In literature and history, and in art-history and even law, people have been infected with the fever of "theory." Theory is unavoidable, etc. We all have a theory, etc. We are all practitioners of ideology, etc. You bet. Who would argue from that old trench? Feminism to lesbian feminism to body feminism to brain science feminism to psychoanalytic feminism to third wave, to fourth wave, etc. Marxism goes to a sort of mass psychology, cultural history (sort of), Foucault's psychological Marixm, post-Hegelian Marxisms, etc. That's all ok with me. Linguistics primers falling into the wrong hands leads to post-structuralism of a sort. Cultural anthropology leads to structuralism leads to an aesthetic structuralism, which leads to anti-structuralist reading "against" the structure, which can go into more of that post-structuralism thing or reader response or cultural aesthetics and reception aesthetics, etc. Let's all give a shout out to our peeps in the theorizing room. They're all groovy to me. I love them all and extend my blessing upon the whole gibbering crowd.

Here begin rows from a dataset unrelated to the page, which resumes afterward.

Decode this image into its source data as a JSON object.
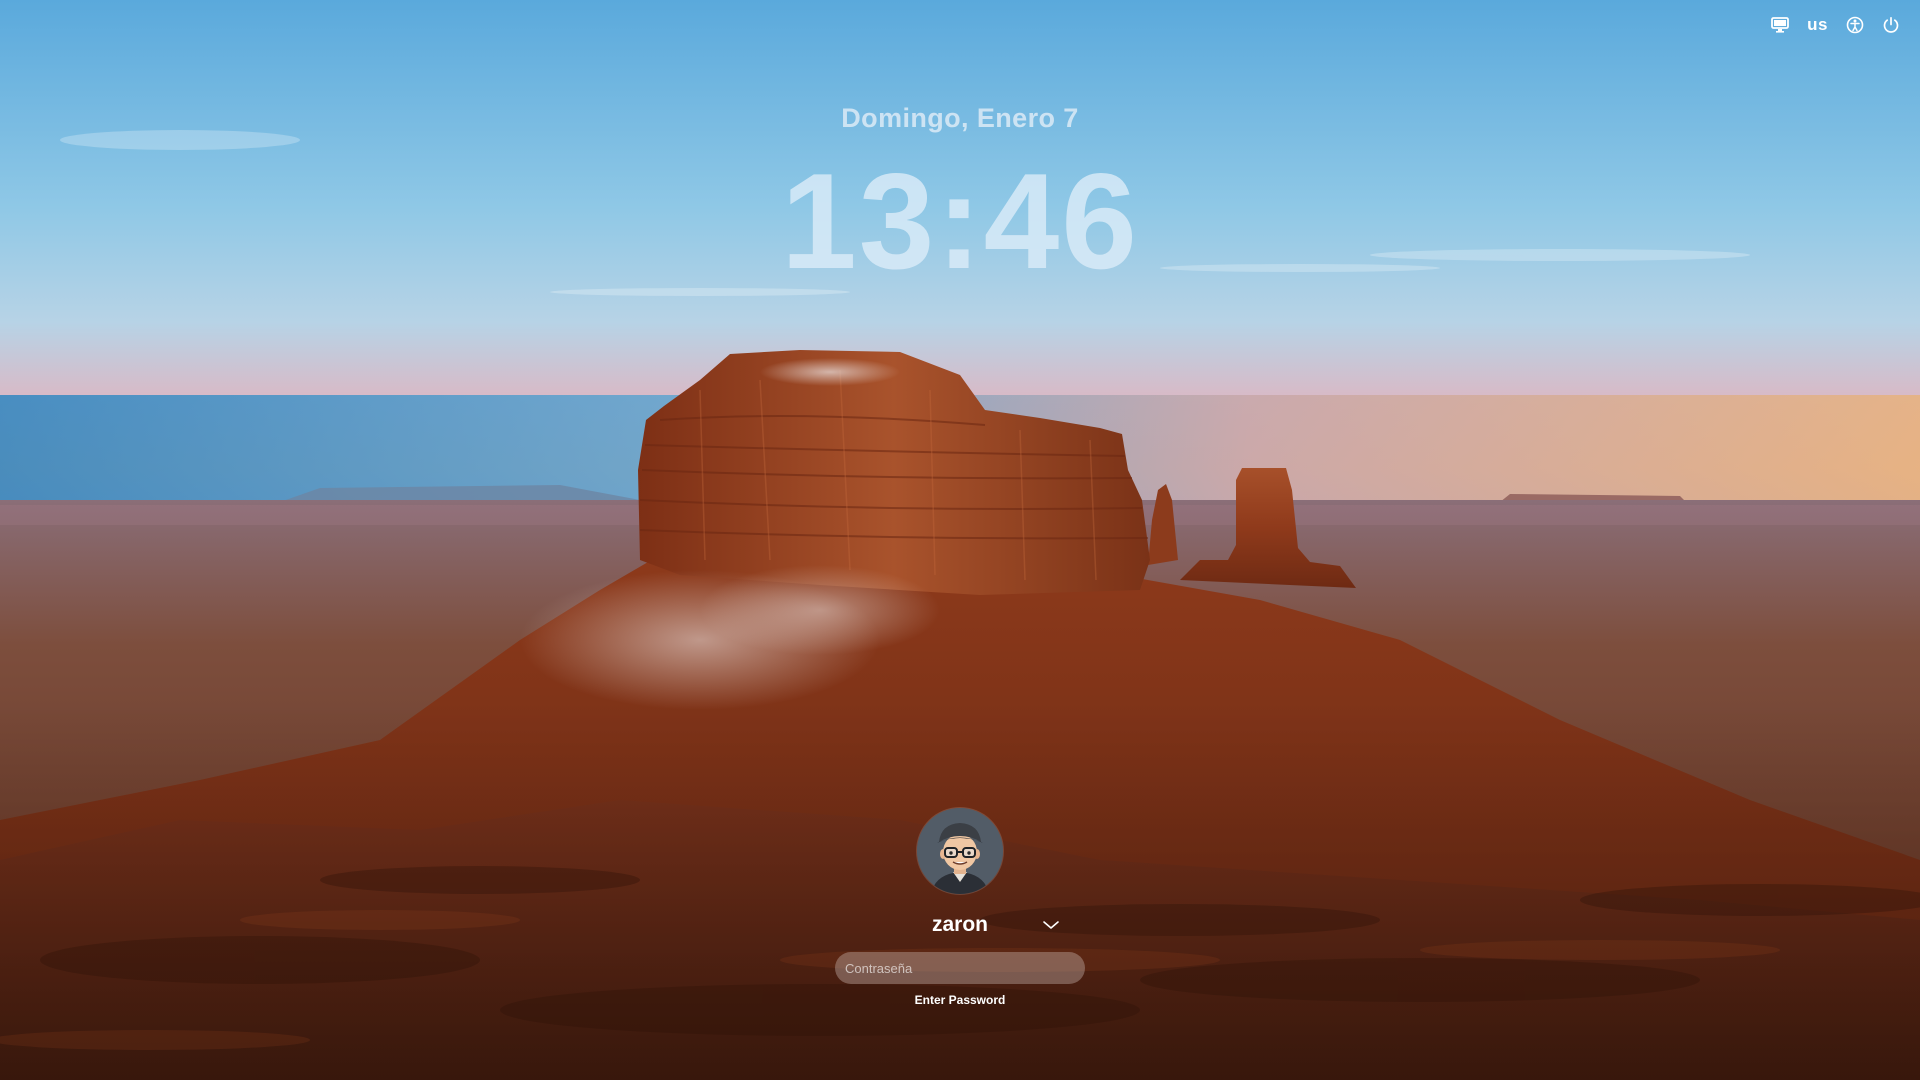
{
  "lock_screen": {
    "date": "Domingo, Enero 7",
    "time": "13:46"
  },
  "status_bar": {
    "display_icon": "monitor-icon",
    "keyboard_layout": "us",
    "accessibility_icon": "accessibility-icon",
    "power_icon": "power-icon"
  },
  "login": {
    "avatar_icon": "memoji-avatar",
    "username": "zaron",
    "user_switch_icon": "chevron-down-icon",
    "password_placeholder": "Contraseña",
    "password_value": "",
    "hint": "Enter Password"
  },
  "colors": {
    "sky_top": "#5fb1df",
    "sky_horizon": "#e8a7a4",
    "rock": "#9c3e1c",
    "ground": "#5a2614"
  }
}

What gets me, and what ties me back to the subject, tangentially, is that the way we are getting to feed the furnace of publication. Instead of the old game of writing about Richard O. Cambridge instead of Alexander Pope and Scribleriad rather than Dunciad, but that's old news and respectable as it adds to the world of knowledge. It used to be that we would select a subject and then seek out an approach that would be useful for it. What's happening now is that we are starting with a theory and looking for a text that it works with. We start off as a post-feminist post-structuralist modernist and then try to find a poet(ess) that will make the theory work. The result of that is that we get articles on the most minor, the most alien, works possible.


"...the Brain, in its natural position and State of Serenity, disposeth its Owner to pass his Life in the common Forms, without any Thought of subduing Multitudes to his own Power, his Reasons, or his Visions...." --A Tale of a Tub

when you first find your dry cleaner poet because he fits your post-Hegelian paradigm, you cut out one of the most important tests of a theory. Each theory proposes a conclusion inductively or deductively about a set, and it can be validated only by reference to an outside theory (bad article on the subject, but I'm lazy). You have to take any closed system of propositions and compare it to a different closed system to verify it. If you start with a conjecture ("people from Lyon are liars") and then go find a person to fit it, you haven't demonstrated anything about the conjecture.

You see the importance? I hope so.

If we are verifying our own theories by seeking confirming examples, then we are expressing no form of curiosity at all. We are beginning from a position of knowledge and faith, not inquiry. We were interested only so long as we were reading the theory. Once convinced of it, we are ready to go on and prove it. Furthermore, the fact that we go find the subject that proves our theory shows no patience, either. We are guaranteed results.

So, if this is true, we are no longer going to be producing a controversy that will permeate culture, because the ideas won't be able to multiply or sink in. After all, they were only energized by being bulked from within their own claims. We are left, then, with the troubling image in the still waters of the academic pool, but the ugly picture is not any longer the future. The widening of minds is no longer explosive and destabilizing curiosity that will send students home with a wide view, but rather the image of competition, of blind proof, of stating one's faith and demanding that only the confirming examples exist. Even George Bush could publish in a world like that.


Anonymous said...

first occurrence: patients, not patience

cheers from the schoolmarmoset

The Geogre said...

Quite right, of course, unless I was punning. It was a typo, but then I wondered if, perhaps, I might have been unconsciously clever. Once again, one must write drunk, edit sober.